UK regulators have upped the ante on misconduct by senior managers in the wake of a number of scandals that have left those at the top of affected financial institutions unscathed. Despite the first guilty conviction in August of an individual in connection with the Libor scandal, many senior managers will avoid criminal charges for failing to have proper controls in place to prevent misconduct. In an attempt to hold senior managers personally accountable for wrongdoing in their organisations, the new accountability regimes will introduce criminal liability for those at the top of financial services institutions.
The Prudential Regulation Authority (PRA) and Financial Conduct Authority’s (FCA) new Senior Managers Regime comes into effect on 7 March 2016. Together, the Senior Managers Regime, Certification Regime and Conduct Rules will impact the majority of staff in UK banks in an attempt to improve individual accountability for management and conduct in financial services. According to the PRA’s Deputy Governor, Andrew Bailey, the “new accountability regime will hold all senior managers, including non-executive directors, to a clear standard of behaviour and we will take action where they fail to meet this.”
The regimes will require changes across wider areas of banks than just the senior managers. Alongside specified responsibilities prescribed to senior managers, new fit and proper requirements apply to both senior managers and those in-scope for the Certification Regime, and changes will need to be made to processes and controls across HR and compliance to ensure firms continue to meet the regulatory requirements. The Conduct Rules will also apply to most individuals in financial services organisations.

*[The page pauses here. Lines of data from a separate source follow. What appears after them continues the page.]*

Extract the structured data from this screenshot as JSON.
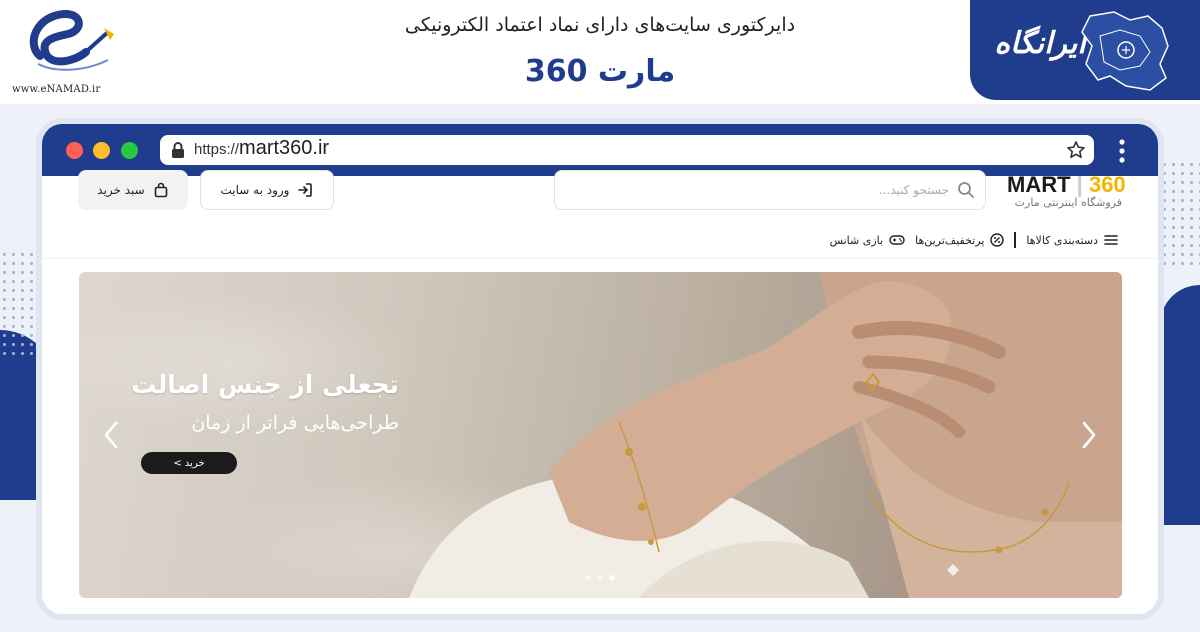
{
  "page": {
    "title": "دایرکتوری سایت‌های دارای نماد اعتماد الکترونیکی",
    "subtitle": "مارت 360",
    "enamad_url": "www.eNAMAD.ir",
    "badge_text": "ایرانگاه"
  },
  "colors": {
    "brand_blue": "#1f3d8c",
    "accent_yellow": "#f5b400",
    "hero_button": "#1b1b1b"
  },
  "browser": {
    "protocol": "https://",
    "domain": "mart360.ir",
    "icons": [
      "lock-icon",
      "star-icon",
      "kebab-menu-icon"
    ]
  },
  "site": {
    "logo": {
      "brand_text": "MART",
      "brand_number": "360",
      "tagline": "فروشگاه اینترنتی مارت"
    },
    "search": {
      "placeholder": "جستجو کنید..."
    },
    "login_label": "ورود به سایت",
    "cart_label": "سبد خرید",
    "nav": {
      "categories": "دسته‌بندی کالاها",
      "discounts": "پرتخفیف‌ترین‌ها",
      "lucky_game": "بازی شانس"
    },
    "hero": {
      "title": "تجعلی از جنس اصالت",
      "subtitle": "طراحی‌هایی فراتر از زمان",
      "button": "خرید >",
      "slides": 3,
      "active_slide": 3
    }
  }
}
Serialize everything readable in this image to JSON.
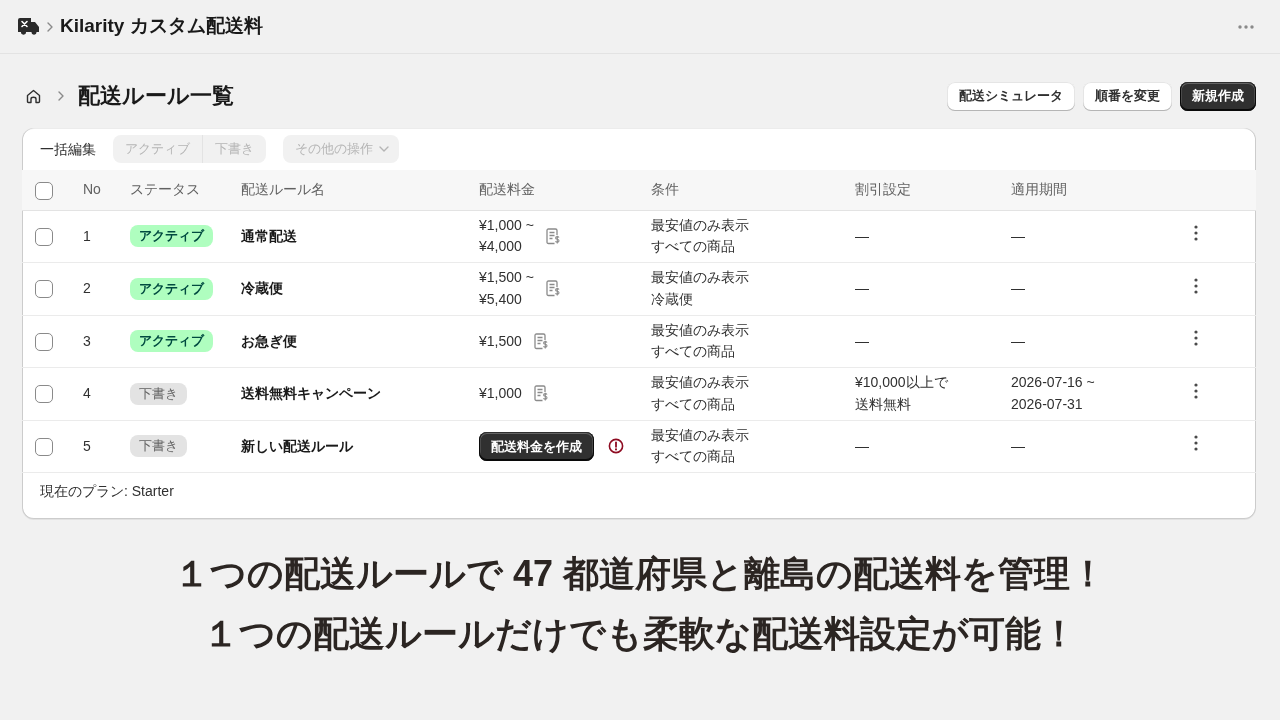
{
  "app_bar": {
    "title": "Kilarity カスタム配送料"
  },
  "page": {
    "title": "配送ルール一覧",
    "actions": [
      {
        "label": "配送シミュレータ",
        "kind": "secondary"
      },
      {
        "label": "順番を変更",
        "kind": "secondary"
      },
      {
        "label": "新規作成",
        "kind": "primary"
      }
    ]
  },
  "bulk_bar": {
    "label": "一括編集",
    "status_buttons": [
      {
        "label": "アクティブ",
        "disabled": true
      },
      {
        "label": "下書き",
        "disabled": true
      }
    ],
    "more_button": {
      "label": "その他の操作",
      "disabled": true
    }
  },
  "table": {
    "select_all": {
      "checked": false
    },
    "columns": [
      "No",
      "ステータス",
      "配送ルール名",
      "配送料金",
      "条件",
      "割引設定",
      "適用期間"
    ],
    "rows": [
      {
        "checked": false,
        "no": "1",
        "status": {
          "label": "アクティブ",
          "kind": "active"
        },
        "name": "通常配送",
        "fee": {
          "kind": "amount",
          "lines": [
            "¥1,000 ~",
            "¥4,000"
          ]
        },
        "conditions": [
          "最安値のみ表示",
          "すべての商品"
        ],
        "discount": [
          "—"
        ],
        "period": [
          "—"
        ]
      },
      {
        "checked": false,
        "no": "2",
        "status": {
          "label": "アクティブ",
          "kind": "active"
        },
        "name": "冷蔵便",
        "fee": {
          "kind": "amount",
          "lines": [
            "¥1,500 ~",
            "¥5,400"
          ]
        },
        "conditions": [
          "最安値のみ表示",
          "冷蔵便"
        ],
        "discount": [
          "—"
        ],
        "period": [
          "—"
        ]
      },
      {
        "checked": false,
        "no": "3",
        "status": {
          "label": "アクティブ",
          "kind": "active"
        },
        "name": "お急ぎ便",
        "fee": {
          "kind": "amount",
          "lines": [
            "¥1,500"
          ]
        },
        "conditions": [
          "最安値のみ表示",
          "すべての商品"
        ],
        "discount": [
          "—"
        ],
        "period": [
          "—"
        ]
      },
      {
        "checked": false,
        "no": "4",
        "status": {
          "label": "下書き",
          "kind": "draft"
        },
        "name": "送料無料キャンペーン",
        "fee": {
          "kind": "amount",
          "lines": [
            "¥1,000"
          ]
        },
        "conditions": [
          "最安値のみ表示",
          "すべての商品"
        ],
        "discount": [
          "¥10,000以上で",
          "送料無料"
        ],
        "period": [
          "2026-07-16 ~",
          "2026-07-31"
        ]
      },
      {
        "checked": false,
        "no": "5",
        "status": {
          "label": "下書き",
          "kind": "draft"
        },
        "name": "新しい配送ルール",
        "fee": {
          "kind": "action",
          "label": "配送料金を作成"
        },
        "conditions": [
          "最安値のみ表示",
          "すべての商品"
        ],
        "discount": [
          "—"
        ],
        "period": [
          "—"
        ]
      }
    ]
  },
  "footer": {
    "plan": "現在のプラン: Starter"
  },
  "caption": {
    "lines": [
      "１つの配送ルールで 47 都道府県と離島の配送料を管理！",
      "１つの配送ルールだけでも柔軟な配送料設定が可能！"
    ]
  }
}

For senior managers, the requirement to accept personal accountability raises the stakes for those in the upper levels of management. The Treasury’s recent move to replace the ‘presumption of responsibility’ with a statutory ‘duty of responsibility’ has removed the controversial reverse burden of proof, but still allows the regulator to take enforcement action if they can prove that a senior manager did not take reasonable steps to prevent a breach from occurring.
By ensuring the following three elements are in place, senior managers have a basis for showing they have the reasonable steps they need in place to ensure they are meeting their responsibilities in holding a senior management function:
All senior managers will need to delegate aspects of their responsibilities. In the first instance, managers should ensure that any delegation of responsibilities is clearly documented to named individuals in job descriptions, objectives or mandates.
Acknowledgement should also be evidenced – whether it is confirmation of a job mandate or objectives, or less formal, such as acknowledgement by email.
When delegating tasks, the conduct rules for senior managers specifically set out that the senior manager should ensure that any delegation is to an appropriate person – this means ensuring that the person is capable and qualified to take responsibility for that delegated task.
The senior manager can not absolve themselves of their prescribed responsibility through the documentation of delegation alone. The senior manager also needs to oversee the discharge of their responsibilities, including governance and controls over the day-to-day management of the obligation.
Once delegated, the senior manager should ensure they have processes and a control in place to ensure the employee continues to undertake the delegated responsibility. These could include, but are not limited to:
While culture is less easy to define, this is where many organisations will fail to ensure the changes brought about by the new regime are properly embedded. Culture needs to be carefully considered, as the inclusion of prescribed responsibilities relating to culture mean that it is now the responsibility of specific senior managers. Where responsibilities are just considered as compliance exercises to meet the regulatory requirements, they are often de-prioritised or overlooked. Senior managers should actively discourage the attitude of compliance just because it is required, and ensure that the responsibility to comply with regulation is taken seriously and actively supported across the organisation. Some steps senior managers may wish to consider to drive a culture of compliance include:
The FCA’s outgoing CEO Martin Wheatley said in a speech earlier this year that “the industry has nothing to fear from higher standards” – and while the new regime puts senior managers in the spotlight and holds them accountable, by taking steps to ensure a proper framework is in place to document delegation, evidence governance and controls, and which fosters a culture of compliance, there really will not be anything to fear from the new standards of accountability in financial services.
PA provides expert delivery and assurance support across each of the areas affected by the SMR, Certification Regime and Conduct Rules, underpinned by a strong track record of delivery with both national regulators and banks.
Find out more about the author of this article David Biggin.